Meet a 30-ish writer named Amy, long brown hair, living alone with her little dog, possessing an uncanny knack for giving sound advice. No, not me. This is the other Amy; Amy Alkon, the Advice Goddess, whose nationally syndicated column appears in more than 70 publications, including our own Metro Times.
Though some of our personal philosophies differ, I greatly respect Alkon's earnest quest for truth. Her well-earned success has everything to do with a goodness of spirit that touches readers through the advice she so thoughtfully, logically and humorously dishes out.
Metro Times: So, you're from Detroit?
Amy Alkon: Yes. I grew up in Farmington Hills. I was a loser in high school — I mean, I didn't think so, but everyone else did.
MT: All the great people started out that way.
Alkon: Well, the funny thing is that I have gotten so much mail from people apologizing for being mean to me in high school.
MT: That's really something. I'm trying to think of how I would feel about that.
Alkon: I think it's pretty cool. And actually, one of the other uncool people from high school wrote to me and pointed out that all the people that were cool in high school are no longer. They're "post-cool" now; that's my word for it.
MT: It is funny. Kind of depends on when you peak. If you peaked out early ...
Alkon: Right. I just peaked last year, so I have a ways to go before I hit bottom.
MT: I understand you've syndicated yourself. How do you go about doing that?
Alkon: Pour out all your blood on the cement, scoop it back up, mail it to people, and have them not return your phone calls for four years.
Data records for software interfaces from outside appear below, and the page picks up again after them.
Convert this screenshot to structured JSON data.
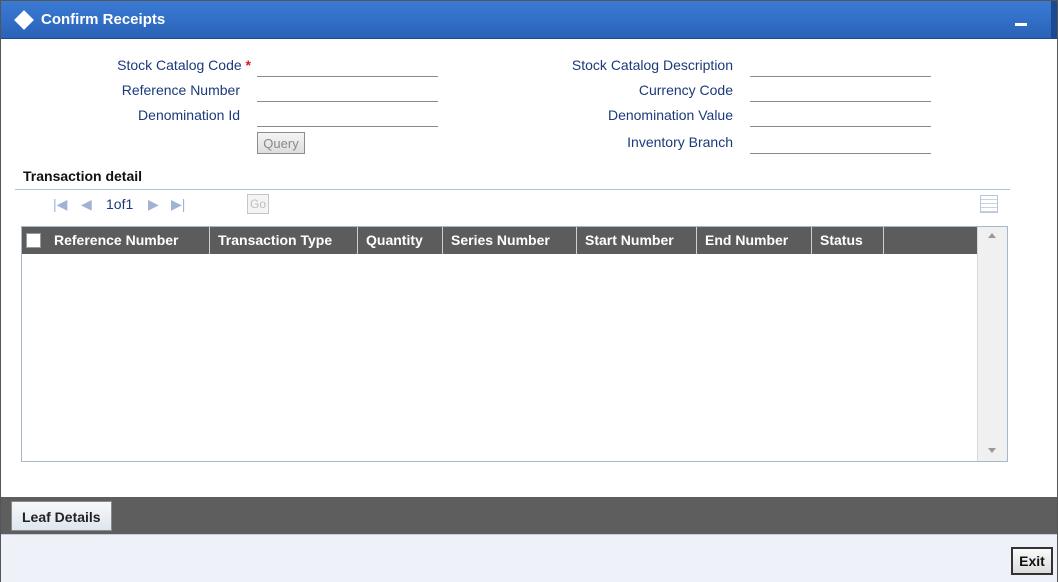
{
  "window": {
    "title": "Confirm Receipts",
    "minimize_label": "_"
  },
  "form": {
    "stock_catalog_code": {
      "label": "Stock Catalog Code",
      "required_mark": "*",
      "value": ""
    },
    "reference_number": {
      "label": "Reference Number",
      "value": ""
    },
    "denomination_id": {
      "label": "Denomination Id",
      "value": ""
    },
    "stock_catalog_description": {
      "label": "Stock Catalog Description",
      "value": ""
    },
    "currency_code": {
      "label": "Currency Code",
      "value": ""
    },
    "denomination_value": {
      "label": "Denomination Value",
      "value": ""
    },
    "inventory_branch": {
      "label": "Inventory Branch",
      "value": ""
    },
    "query_label": "Query"
  },
  "transaction_detail": {
    "title": "Transaction detail",
    "pager": {
      "page_text": "1of1",
      "go_label": "Go"
    },
    "columns": [
      "Reference Number",
      "Transaction Type",
      "Quantity",
      "Series Number",
      "Start Number",
      "End Number",
      "Status"
    ],
    "rows": []
  },
  "tabs": {
    "leaf_details": "Leaf Details"
  },
  "footer": {
    "exit_label": "Exit"
  },
  "icons": {
    "title": "diamond-icon",
    "first": "first-page-icon",
    "prev": "prev-page-icon",
    "next": "next-page-icon",
    "last": "last-page-icon",
    "grid": "grid-view-icon"
  },
  "colors": {
    "titlebar": "#2a63b8",
    "label": "#1a3a7a",
    "table_header": "#5c5c5c",
    "bottom_band": "#5e5e5e",
    "required": "#d42020"
  }
}
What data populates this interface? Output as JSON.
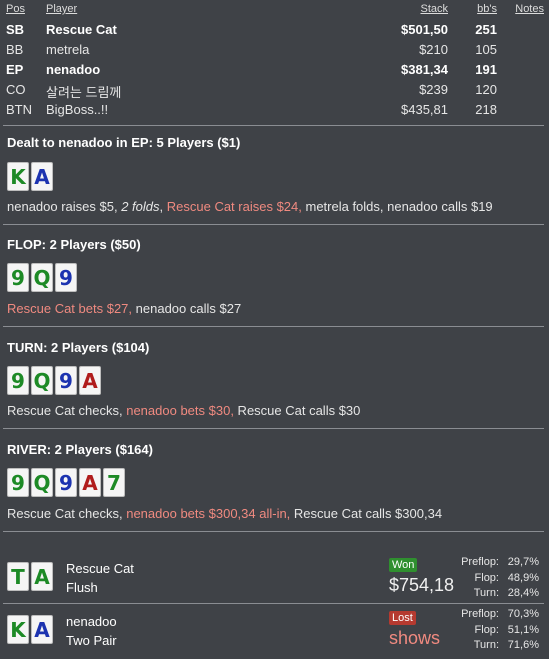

I wouldn't recommend it to anyone.
MT: To what do you attribute your relationship wisdom?
Alkon: I think part of where my advice comes from is the sort of perspective you get from being an outcast. Because I was an outcast, I spent my whole childhood reading. You get a perspective from books and from being outside that you don't get from being on the inside.
MT: Your advice is ensconced in wit; is this important to you?
Alkon: With humor, people will read advice. It's like they forget that there's medicine in there. So I hide all the advice in the humor; that way, people actually read it.
MT: What's your take on the book The Rules?
Alkon: I call it, "How to Erase Your Personality in Order to Trap a Wallet Attached to a Man's Body." I try to be the most myself I can be on a first date, because if someone doesn't like me, they should take a hike. And quite frankly, I'm perfectly happy by myself. I don't need to trap somebody into liking me.
MT: Your view on marriage, please.
Alkon: I don't believe in marriage; not the way it's practiced. I just don't see committing to be with somebody "till death do us part." I can live to be maybe 120 if I take care of myself. I believe in telling the truth, and I can't promise somebody that I'm going to be with them forever. It's natural that things die. And when something ends, you should move on.
MT: What about kids?
Alkon: What about them? I try to avoid them. I have a dog who wears clothing — this is not a metaphor for wanting a child; I simply didn't have good Barbies as a child.
MT: How about living in sin?
Alkon: My idea of a great relationship is one in which I live separately from the person I'm involved with. Then it's more like a date all the time and the relationship doesn't get boring.
MT: What's important to you in a partner?
Alkon: I, personally, don't care if a guy has a face like a shoe, if he's tall, nice and smart.
MT: Dr. Laura: Love her or hate her?
Alkon: I think she's horrible. She's an evil witch. I call it "car-crash radio." There's no reason to berate people like she does. I hate hypocrisy, and I think she's a horrible hypocrite.
MT: Does it bother you when people don't like your advice?
Alkon: It doesn't bother me if people disagree with me. It bothers me when people don't read it properly, then don't get what I'm saying. Because I really work hard at making it clear, so it's usually their fault. I mean, in America, school is free, so what's the problem? Learn to comprehend what you read.
MT: I love the saying, "You can't teach a cat algebra."
Alkon: Well, there are a lot of kittens who write to me. But I do get a lot of great letters saying I made a difference, and that makes such a big difference to me.
MT: Do you think feelings are a product of our thoughts, which we can control, or are we predisposed to feel certain ways?
Alkon: (Greek philosopher) Epictetus said, essentially, change the way you think and you'll change the way you feel. If you can't control somebody else's behavior, you need to just say, "gee, that's disappointing," accept it, and move on. It doesn't make sense otherwise, and it is anti-life, in essence, because you're not moving your life forward.
MT: Right. And we don't have control over other people, anyway, only our reactions to them.
Alkon: But people think they do — or think they should. They think someone should behave a certain way. Don't say "should." They're not treating you this way, so deal with it!
MT: Do you find people miss this point in life?
Alkon: My gripe with a lot of things people do — getting married, having kids, careers — is that they don't really consider it. Life is short; it's too short to live tossing a coin to make decisions. I think people need to engage their minds a little more.
MT: We're very glad you're out there advising the masses to think.
Alkon: Thank you; that means a lot.